Technologies, now to be named Amiga International, which will continue to
be headquartered in Germany and will run as a Gateway subsidiary.
Rumors indicate that they have been in touch with a number of Amiga
developers and companies.
Gateway has not made any Amiga-specific announcements for a couple of
weeks--not a surprise since there are undoubtedly some boring but necessary
legal, financial, and procedural details to be worked out, and Gateway has
their $5 billion/year PC business to run, too.
Is Gateway a Good Thing(tm)? For starters, I think we're all agreed that
we'll take ownership over bankruptcy any day. While there have been the
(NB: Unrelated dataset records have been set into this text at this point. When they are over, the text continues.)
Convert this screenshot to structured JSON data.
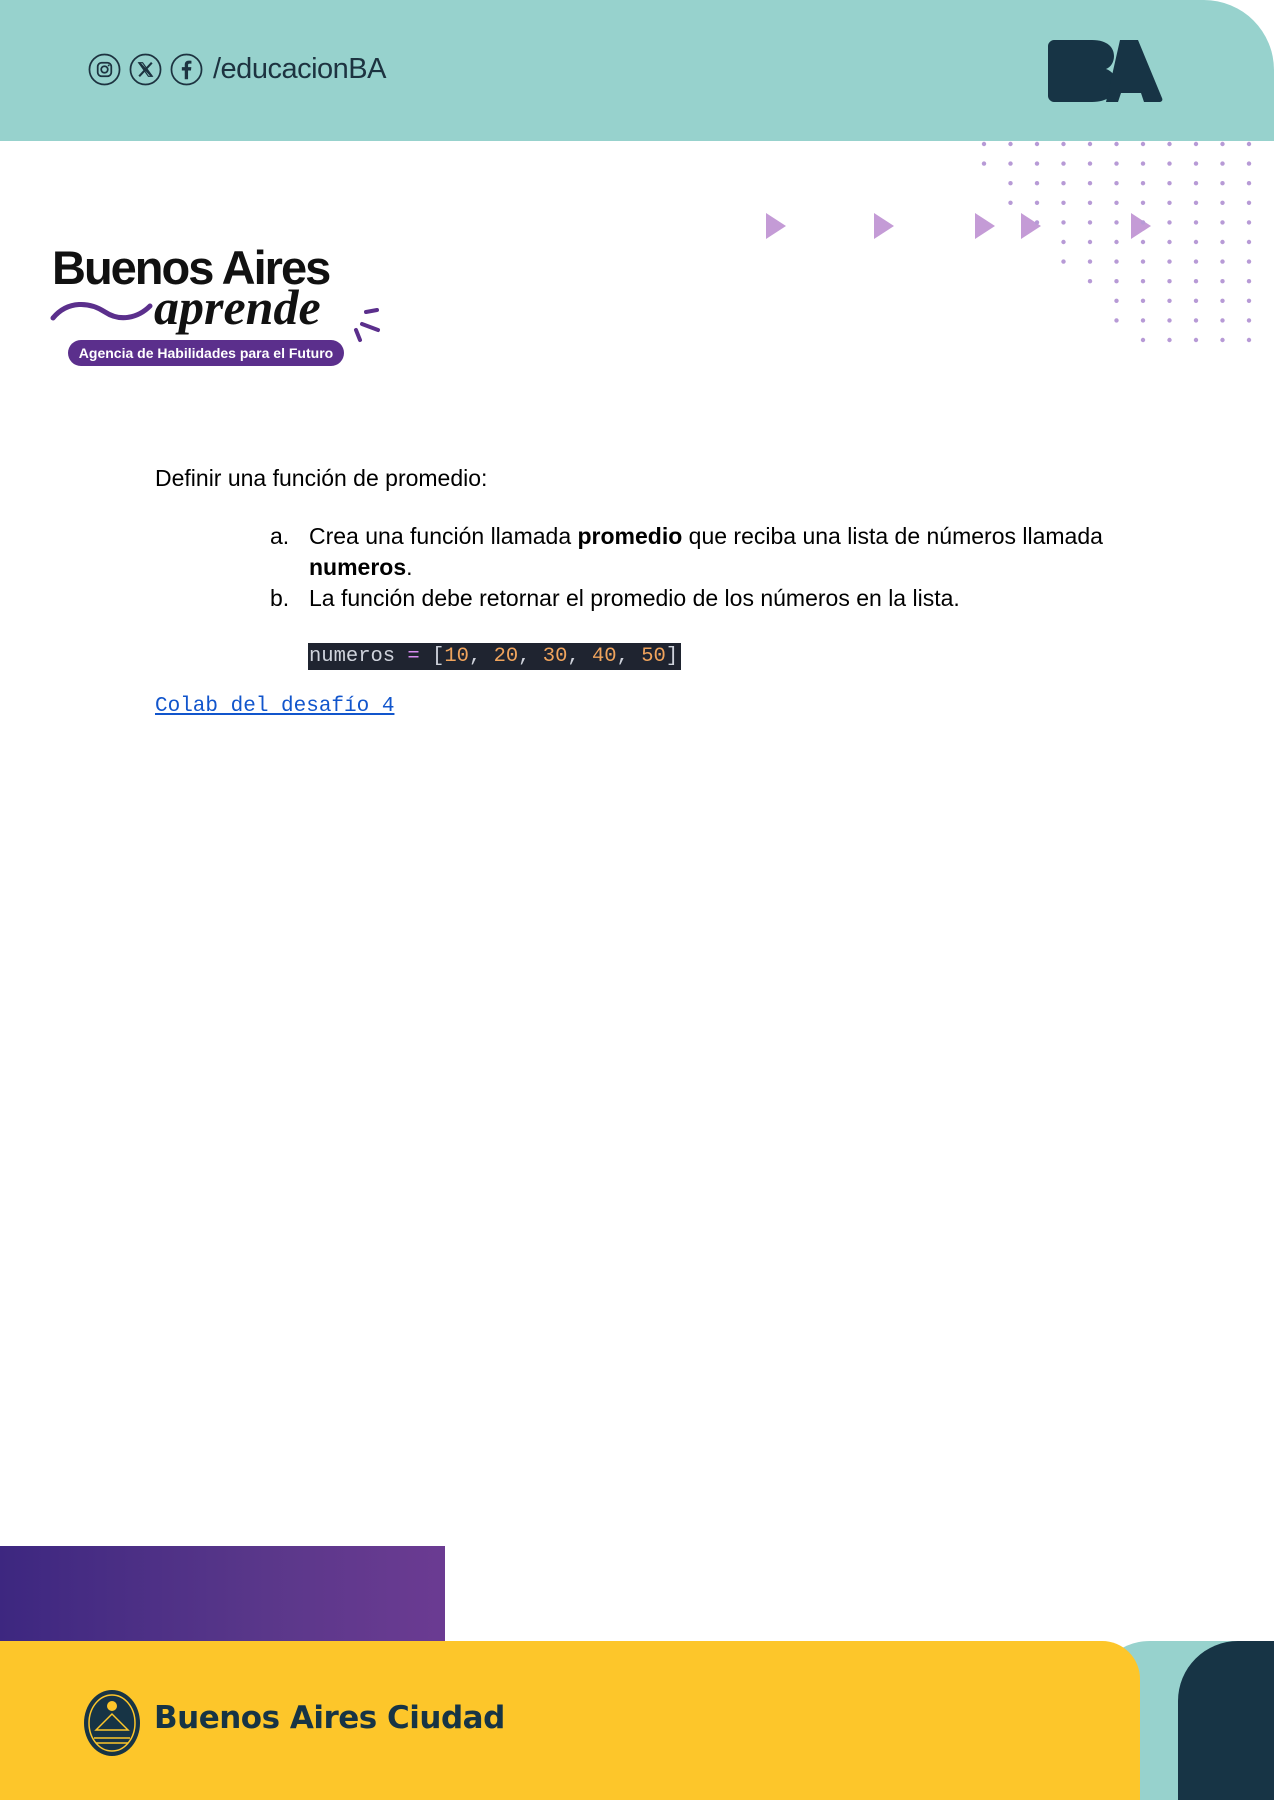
{
  "header": {
    "social_handle": "/educacionBA",
    "icons": [
      "instagram-icon",
      "x-icon",
      "facebook-icon"
    ],
    "brand_mark": "BA",
    "bg_color": "#97d2cd",
    "brand_color": "#173445"
  },
  "logo": {
    "line1": "Buenos Aires",
    "line2": "aprende",
    "tagline": "Agencia de Habilidades para el Futuro"
  },
  "content": {
    "intro": "Definir una función de promedio:",
    "items": [
      {
        "marker": "a.",
        "text_before": "Crea una función llamada ",
        "bold1": "promedio",
        "text_middle": " que reciba una lista de números llamada ",
        "bold2": "numeros",
        "text_after": "."
      },
      {
        "marker": "b.",
        "text": "La función debe retornar el promedio de los números en la lista."
      }
    ],
    "code": {
      "var": "numeros",
      "op": " = ",
      "open": "[",
      "values": [
        "10",
        "20",
        "30",
        "40",
        "50"
      ],
      "close": "]"
    },
    "link": "Colab del desafío 4"
  },
  "footer": {
    "city_name": "Buenos Aires Ciudad",
    "yellow": "#fdc62a",
    "purple": "#5a378a"
  }
}
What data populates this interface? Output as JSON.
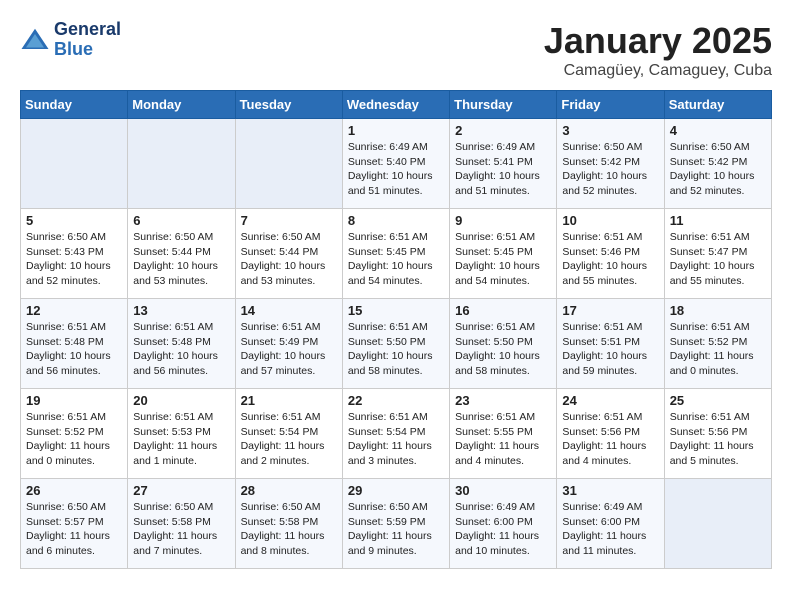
{
  "logo": {
    "line1": "General",
    "line2": "Blue"
  },
  "title": "January 2025",
  "location": "Camagüey, Camaguey, Cuba",
  "weekdays": [
    "Sunday",
    "Monday",
    "Tuesday",
    "Wednesday",
    "Thursday",
    "Friday",
    "Saturday"
  ],
  "weeks": [
    [
      {
        "day": "",
        "sunrise": "",
        "sunset": "",
        "daylight": ""
      },
      {
        "day": "",
        "sunrise": "",
        "sunset": "",
        "daylight": ""
      },
      {
        "day": "",
        "sunrise": "",
        "sunset": "",
        "daylight": ""
      },
      {
        "day": "1",
        "sunrise": "Sunrise: 6:49 AM",
        "sunset": "Sunset: 5:40 PM",
        "daylight": "Daylight: 10 hours and 51 minutes."
      },
      {
        "day": "2",
        "sunrise": "Sunrise: 6:49 AM",
        "sunset": "Sunset: 5:41 PM",
        "daylight": "Daylight: 10 hours and 51 minutes."
      },
      {
        "day": "3",
        "sunrise": "Sunrise: 6:50 AM",
        "sunset": "Sunset: 5:42 PM",
        "daylight": "Daylight: 10 hours and 52 minutes."
      },
      {
        "day": "4",
        "sunrise": "Sunrise: 6:50 AM",
        "sunset": "Sunset: 5:42 PM",
        "daylight": "Daylight: 10 hours and 52 minutes."
      }
    ],
    [
      {
        "day": "5",
        "sunrise": "Sunrise: 6:50 AM",
        "sunset": "Sunset: 5:43 PM",
        "daylight": "Daylight: 10 hours and 52 minutes."
      },
      {
        "day": "6",
        "sunrise": "Sunrise: 6:50 AM",
        "sunset": "Sunset: 5:44 PM",
        "daylight": "Daylight: 10 hours and 53 minutes."
      },
      {
        "day": "7",
        "sunrise": "Sunrise: 6:50 AM",
        "sunset": "Sunset: 5:44 PM",
        "daylight": "Daylight: 10 hours and 53 minutes."
      },
      {
        "day": "8",
        "sunrise": "Sunrise: 6:51 AM",
        "sunset": "Sunset: 5:45 PM",
        "daylight": "Daylight: 10 hours and 54 minutes."
      },
      {
        "day": "9",
        "sunrise": "Sunrise: 6:51 AM",
        "sunset": "Sunset: 5:45 PM",
        "daylight": "Daylight: 10 hours and 54 minutes."
      },
      {
        "day": "10",
        "sunrise": "Sunrise: 6:51 AM",
        "sunset": "Sunset: 5:46 PM",
        "daylight": "Daylight: 10 hours and 55 minutes."
      },
      {
        "day": "11",
        "sunrise": "Sunrise: 6:51 AM",
        "sunset": "Sunset: 5:47 PM",
        "daylight": "Daylight: 10 hours and 55 minutes."
      }
    ],
    [
      {
        "day": "12",
        "sunrise": "Sunrise: 6:51 AM",
        "sunset": "Sunset: 5:48 PM",
        "daylight": "Daylight: 10 hours and 56 minutes."
      },
      {
        "day": "13",
        "sunrise": "Sunrise: 6:51 AM",
        "sunset": "Sunset: 5:48 PM",
        "daylight": "Daylight: 10 hours and 56 minutes."
      },
      {
        "day": "14",
        "sunrise": "Sunrise: 6:51 AM",
        "sunset": "Sunset: 5:49 PM",
        "daylight": "Daylight: 10 hours and 57 minutes."
      },
      {
        "day": "15",
        "sunrise": "Sunrise: 6:51 AM",
        "sunset": "Sunset: 5:50 PM",
        "daylight": "Daylight: 10 hours and 58 minutes."
      },
      {
        "day": "16",
        "sunrise": "Sunrise: 6:51 AM",
        "sunset": "Sunset: 5:50 PM",
        "daylight": "Daylight: 10 hours and 58 minutes."
      },
      {
        "day": "17",
        "sunrise": "Sunrise: 6:51 AM",
        "sunset": "Sunset: 5:51 PM",
        "daylight": "Daylight: 10 hours and 59 minutes."
      },
      {
        "day": "18",
        "sunrise": "Sunrise: 6:51 AM",
        "sunset": "Sunset: 5:52 PM",
        "daylight": "Daylight: 11 hours and 0 minutes."
      }
    ],
    [
      {
        "day": "19",
        "sunrise": "Sunrise: 6:51 AM",
        "sunset": "Sunset: 5:52 PM",
        "daylight": "Daylight: 11 hours and 0 minutes."
      },
      {
        "day": "20",
        "sunrise": "Sunrise: 6:51 AM",
        "sunset": "Sunset: 5:53 PM",
        "daylight": "Daylight: 11 hours and 1 minute."
      },
      {
        "day": "21",
        "sunrise": "Sunrise: 6:51 AM",
        "sunset": "Sunset: 5:54 PM",
        "daylight": "Daylight: 11 hours and 2 minutes."
      },
      {
        "day": "22",
        "sunrise": "Sunrise: 6:51 AM",
        "sunset": "Sunset: 5:54 PM",
        "daylight": "Daylight: 11 hours and 3 minutes."
      },
      {
        "day": "23",
        "sunrise": "Sunrise: 6:51 AM",
        "sunset": "Sunset: 5:55 PM",
        "daylight": "Daylight: 11 hours and 4 minutes."
      },
      {
        "day": "24",
        "sunrise": "Sunrise: 6:51 AM",
        "sunset": "Sunset: 5:56 PM",
        "daylight": "Daylight: 11 hours and 4 minutes."
      },
      {
        "day": "25",
        "sunrise": "Sunrise: 6:51 AM",
        "sunset": "Sunset: 5:56 PM",
        "daylight": "Daylight: 11 hours and 5 minutes."
      }
    ],
    [
      {
        "day": "26",
        "sunrise": "Sunrise: 6:50 AM",
        "sunset": "Sunset: 5:57 PM",
        "daylight": "Daylight: 11 hours and 6 minutes."
      },
      {
        "day": "27",
        "sunrise": "Sunrise: 6:50 AM",
        "sunset": "Sunset: 5:58 PM",
        "daylight": "Daylight: 11 hours and 7 minutes."
      },
      {
        "day": "28",
        "sunrise": "Sunrise: 6:50 AM",
        "sunset": "Sunset: 5:58 PM",
        "daylight": "Daylight: 11 hours and 8 minutes."
      },
      {
        "day": "29",
        "sunrise": "Sunrise: 6:50 AM",
        "sunset": "Sunset: 5:59 PM",
        "daylight": "Daylight: 11 hours and 9 minutes."
      },
      {
        "day": "30",
        "sunrise": "Sunrise: 6:49 AM",
        "sunset": "Sunset: 6:00 PM",
        "daylight": "Daylight: 11 hours and 10 minutes."
      },
      {
        "day": "31",
        "sunrise": "Sunrise: 6:49 AM",
        "sunset": "Sunset: 6:00 PM",
        "daylight": "Daylight: 11 hours and 11 minutes."
      },
      {
        "day": "",
        "sunrise": "",
        "sunset": "",
        "daylight": ""
      }
    ]
  ]
}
requisite naysayers who are convinced Gateway will just "kill the Amiga",
perhaps "tricking us" into buying Gateway PC clones instead. I don't see
it. Had Gateway wanted to kill off the Amiga as we know it, they could
have done so quietly, by not making a fuss over their acquisition.
Instead, they announced it openly, and while it was on a big computer news
day (a potential Apple takeover bid was announced), it still rated as
important enough to make a number of worldwide newspapers, magazines, and
"So, what took you so long, Compton? Did you or did you not promise us a
special buyout issue?"
Yes, I did. And for a moment, it was tempting to sit down at the keyboard
and whip off a special issue as soon as Gateway confirmed that they'd
submitted their partially accepted bid. But then I sat down and thought
about the matter. When we did the Escom buyout issue, we had far more
facts and concrete decisions at hand--the bankruptcy court had ruled.
Here, we had a trustee's accepted bid, which was not the same thing. Then,
there was the matter of the regulatory approval--which I'm still not
totally clear on. So rather than get whipped up in the frenzy and report
something we might later regret, it was decided to hold off for either full
and final confirmation that the deal was done, or simply "it's about time
to put out another issue." We did hit the latter, although this issue is a
bit smaller because of the time spent in the past few weeks trying to track
down Gateway info rather than reviewing products, and since we're retooling
the magazine to go to native HTML some sections (dealers and BBSes) are
missing this time around.
So enjoy, keep an eye on Amiga Report, and here's to what looks like
another interesting year.